Complementing Institutional with Localized Strategies for Climate Change Adaptation: A South–North Comparison
Climate change and disasters pose a serious risk to sustainable development. In the South local coping strategies are an important element of adaptation to climate and disaster risk. Such strategies have arisen because of the limited assistance provided by urban actors and associated social security and governance systems. In contrast, in the North local coping strategies are comparatively poorly developed. However, the extent of the changing climatic conditions is also reducing the capacity of Northern institutions to deal with climatic extremes and variability, which emphasizes the need for more local-level engagement in the North. This paper analyzes the differences in local and institutional responses to climate change and disasters in a Southern and a Northern city (San Salvador and Manchester), and highlights how the lessons learned might be translated into an improved distributed governance system; that is, an "integrated engagement model", where local and institutionalized responses support rather than hinder each other, as is currently the case.

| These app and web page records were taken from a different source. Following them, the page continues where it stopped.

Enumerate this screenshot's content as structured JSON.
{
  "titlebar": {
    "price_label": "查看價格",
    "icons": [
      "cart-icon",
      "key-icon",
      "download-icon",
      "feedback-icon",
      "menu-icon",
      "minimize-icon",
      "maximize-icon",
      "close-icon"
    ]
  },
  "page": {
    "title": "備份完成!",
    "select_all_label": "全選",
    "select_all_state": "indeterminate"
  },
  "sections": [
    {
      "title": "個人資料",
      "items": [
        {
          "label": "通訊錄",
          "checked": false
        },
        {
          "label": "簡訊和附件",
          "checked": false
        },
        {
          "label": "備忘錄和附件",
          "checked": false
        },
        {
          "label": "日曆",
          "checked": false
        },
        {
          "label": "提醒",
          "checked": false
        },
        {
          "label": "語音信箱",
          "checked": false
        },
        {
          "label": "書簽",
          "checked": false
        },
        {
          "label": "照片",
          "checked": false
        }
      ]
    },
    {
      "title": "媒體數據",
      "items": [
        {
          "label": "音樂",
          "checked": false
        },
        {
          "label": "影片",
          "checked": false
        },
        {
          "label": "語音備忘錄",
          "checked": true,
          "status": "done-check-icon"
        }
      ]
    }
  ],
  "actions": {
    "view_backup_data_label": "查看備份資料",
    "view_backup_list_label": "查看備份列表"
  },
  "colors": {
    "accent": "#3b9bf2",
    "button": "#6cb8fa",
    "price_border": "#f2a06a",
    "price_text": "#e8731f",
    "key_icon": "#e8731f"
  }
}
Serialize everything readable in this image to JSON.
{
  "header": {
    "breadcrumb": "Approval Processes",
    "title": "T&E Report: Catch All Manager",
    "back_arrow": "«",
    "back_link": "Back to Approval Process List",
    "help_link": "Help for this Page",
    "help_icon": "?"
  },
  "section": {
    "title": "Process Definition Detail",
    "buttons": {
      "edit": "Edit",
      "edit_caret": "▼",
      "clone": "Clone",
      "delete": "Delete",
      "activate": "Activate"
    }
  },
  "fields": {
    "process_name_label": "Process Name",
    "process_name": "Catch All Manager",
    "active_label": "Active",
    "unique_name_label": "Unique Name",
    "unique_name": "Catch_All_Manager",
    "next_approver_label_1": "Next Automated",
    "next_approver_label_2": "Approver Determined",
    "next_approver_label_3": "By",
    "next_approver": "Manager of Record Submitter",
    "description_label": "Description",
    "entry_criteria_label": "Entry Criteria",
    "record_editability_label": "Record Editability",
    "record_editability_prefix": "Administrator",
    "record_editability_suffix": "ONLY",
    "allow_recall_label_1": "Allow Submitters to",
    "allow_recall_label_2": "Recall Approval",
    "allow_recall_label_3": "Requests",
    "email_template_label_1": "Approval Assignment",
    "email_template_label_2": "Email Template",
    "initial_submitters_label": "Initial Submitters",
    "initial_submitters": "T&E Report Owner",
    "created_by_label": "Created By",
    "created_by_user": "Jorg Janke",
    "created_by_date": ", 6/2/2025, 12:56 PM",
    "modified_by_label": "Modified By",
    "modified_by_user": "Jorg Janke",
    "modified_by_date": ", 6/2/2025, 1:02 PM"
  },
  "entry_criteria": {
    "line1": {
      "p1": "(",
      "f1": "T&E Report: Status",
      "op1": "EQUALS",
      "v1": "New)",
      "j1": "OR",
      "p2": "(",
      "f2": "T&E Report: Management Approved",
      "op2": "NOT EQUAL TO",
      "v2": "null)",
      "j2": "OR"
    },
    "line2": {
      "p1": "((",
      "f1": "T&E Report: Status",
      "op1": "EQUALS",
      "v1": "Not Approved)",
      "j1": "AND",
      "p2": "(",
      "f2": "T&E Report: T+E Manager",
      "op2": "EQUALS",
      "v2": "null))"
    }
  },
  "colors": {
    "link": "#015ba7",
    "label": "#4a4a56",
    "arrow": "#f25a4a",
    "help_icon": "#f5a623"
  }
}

- Social Sciences
- distributed governance
- Climate change
- coping strategies